Presidential candidate Sen. Ted Cruz, R-Texas, announced his presidential bid at Liberty University, a well-known conservative, Christian college founded by Jerry Falwell. It's a testament to his faith and Southern Baptist roots that have kept him grounded throughout his life. But here are five facts you may not know about Cruz's personal faith.
1. While Cruz says that government should protect the religious rights of people, leaders should avoid using their faith for political gain.
In a 2013 interview, he explained that faith is "a personal relationship with Jesus Christ as your Lord and Savior. Life, liberty, and property, the fundamental natural rights of man are given to every one of us by God, and the role of government fundamentally is to protect those rights. I think anyone in politics — you've got a special obligation to avoid being a pharisee, to avoid ostentatiously wrapping yourself in your faith. Because I think in politics, it's too easy for that to become a crutch, for that to be politically useful," he said during his appearance on "The 700 Club."
2. If his father had not given his life to Christ, Cruz would have been raised by a single mom.
"You know, when I was a young child, my parents were living up in Calgary," he told a crowd of supporters. "And neither of my parents were people of faith at the time. Neither of them had a relationship with Christ. Both of my parents drank far too much. Both of them had serious problems with alcohol."
"And when I was three years old, my father decided he didn't want to be married anymore. And he didn't want a 3-year-old son. So he got on a plane and left Calgary and flew back to Texas to Houston. And he left us. Now, when he was in Houston, a colleague in the oil and gas business invited my father to come with him to Clay Road Baptist Church. And my father accepted that invitation; he went to Clay Road Baptist Church and he gave his life to Jesus, and he went and bought an airplane ticket and flew back to Calgary to rejoin my mother and to rejoin his son."
"So when anyone asks is faith real, is a relationship with Jesus real, I can tell you, if it were not for my father giving his life to Christ, I would have been raised by a single mother without having my dad in the home."
3. He fiercely supported Indiana's religious freedom law.
"We're seeing in the news right now a lot of noise because the state of Indiana bravely stood up and passed a law defending religious liberty. I'll say this: I will commend the state of Indiana for doing the right thing. Religious liberty is not some cockamamie new theory that the Indiana legislature just figured out yesterday.
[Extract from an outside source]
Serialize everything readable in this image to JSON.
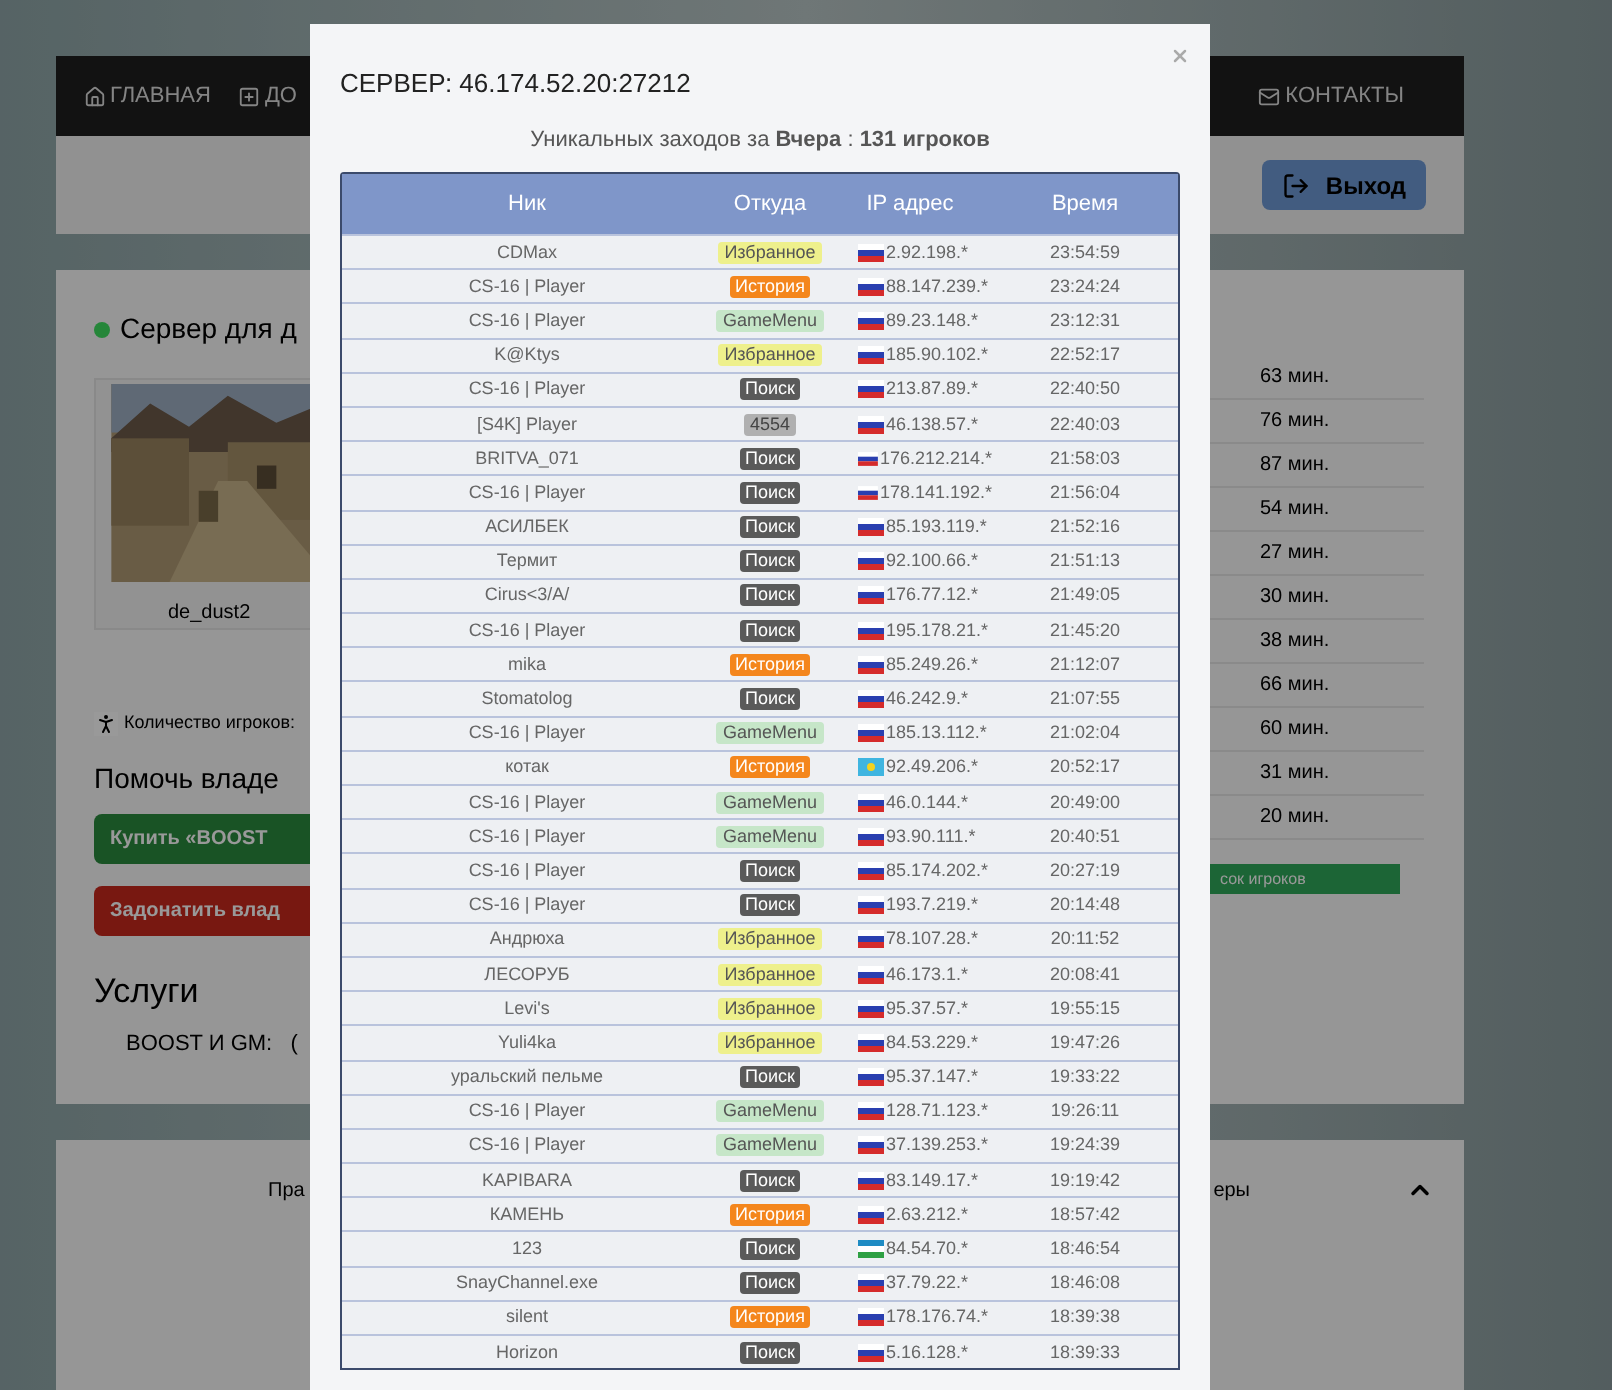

It was literally among the founding principles of our nation, and we have to be able to explain that cheerfully and with a smile," Cruz told a group gathered in Sioux City, Iowa, in April.
4. Cruz wants to mobilize born-again Christians and specifically addressed them in his announcement to run for president.
"Today, roughly half of born-again Christians aren't voting. They're staying home. Imagine instead millions of people of faith all across America coming out to the polls and voting our values. From the dawn of this country, at every stage, America has enjoyed God's providential blessing. Over and over again, the American people rose to the challenge. The power of the American people when we rise up and stand for liberty knows no bounds. God's blessing has been on America from the very beginning of this nation and I believe God isn't done with America yet," he said during his campaign announcement.
5. He was heckled for defending Israel at a conference for persecuted Christians.
"Tonight, we are all united in defense of Christians. Tonight, we are all united in defense of Jews. Tonight, we are all united in defense of people of good faith, who are standing together against those who would persecute and murder those who dare disagree with their religious teachings," Cruz said at the inaugural summit dinner of the group In Defense of Christians. "Christians have no greater ally than Israel," he said before being booed and heckled by some in the crowd.